Ammonia refrigeration systems have some advantages over other refrigerants. Ammonia has physical properties that make it well-suited for large industrial systems, as it is 3 to 10% more thermodynamically efficient than some of the other refrigerants. Another plus for ammonia is that it degrades rather quickly if it escapes the system. It lasts less than a week if it is accidently vented out into the air. Another virtue of ammonia is that it has a pungent smell that alerts you to leaks quickly. One caution about ammonia is that it’s not compatible with copper, so it couldn’t be used if there are any copper pipes you would need to run your refrigerant through.

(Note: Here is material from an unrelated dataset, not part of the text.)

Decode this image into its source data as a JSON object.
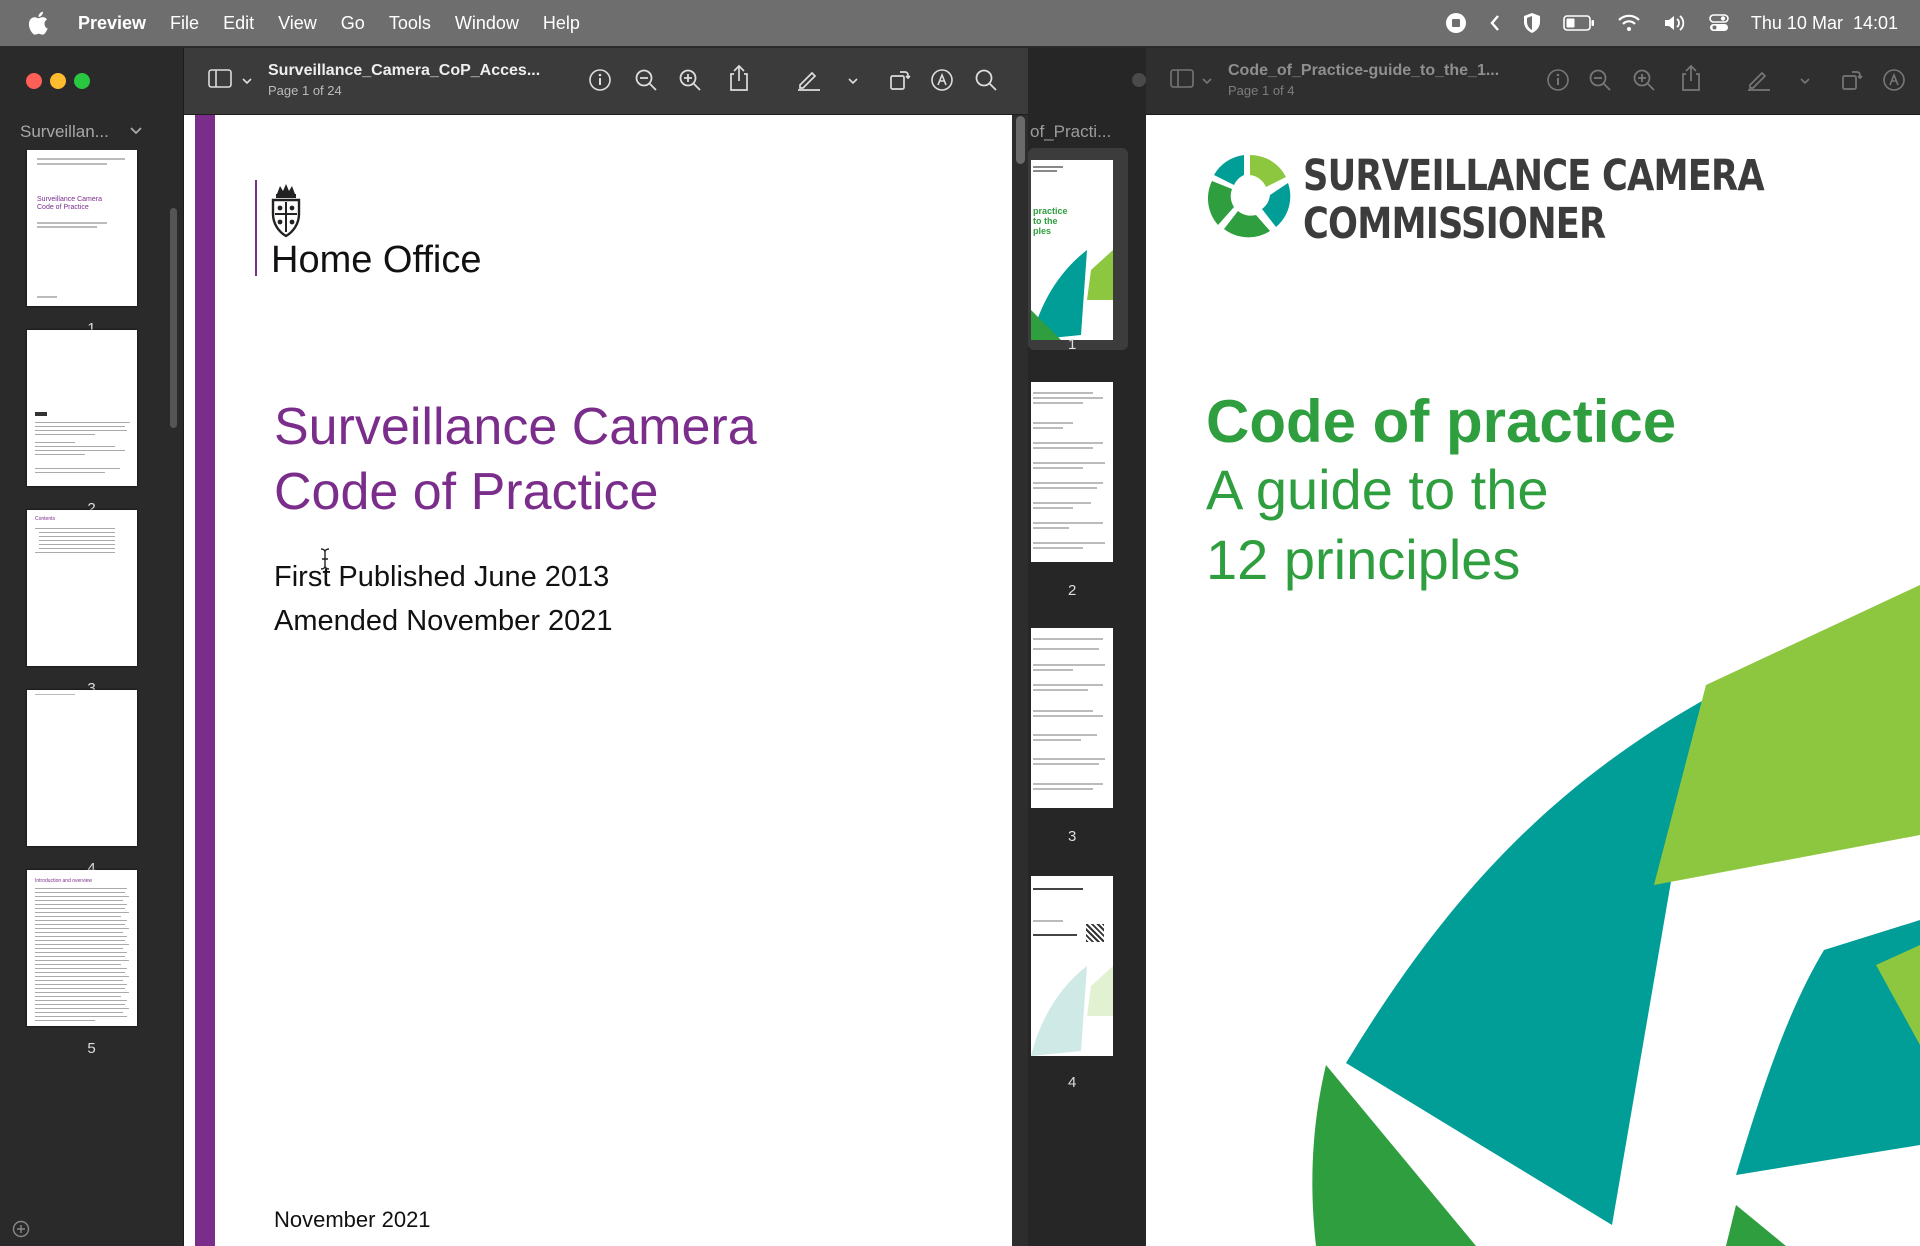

A consideration with an ammonia refrigeration system is whether you have it configured in a “central station” configuration or a “distributed station” configuration. No matter which configuration you have, Sterling Refrigeration engineers can work with you to maximize cooling efficiency. The central station setup requires higher line pressure and larger quantities of ammonia. This can contribute to more frequent leaks, as a 200,000 square foot facility could require a refrigerant charge from 35,000 to 45,000 lbs. This also could lead to more compliance costs as Homeland Security wants to keep track of facilities with charges over 10,000 lbs. On the plus side, all your equipment will be in one room and most of your maintenance will be in one room and not all over the building. With a distributed station setup, each evaporator has its own set of compressors, condensers and vessels that operate with a low refrigerant charge of around 3,000 lbs. You’ll be using less refrigerant in total, and the lower pressure should minimize leaks. One advantage is that each evaporator station can be set up for a critical refrigerant charge without needing to be pumped back to a central location. Not having to pump the refrigerant through the whole facility should also reduce energy costs.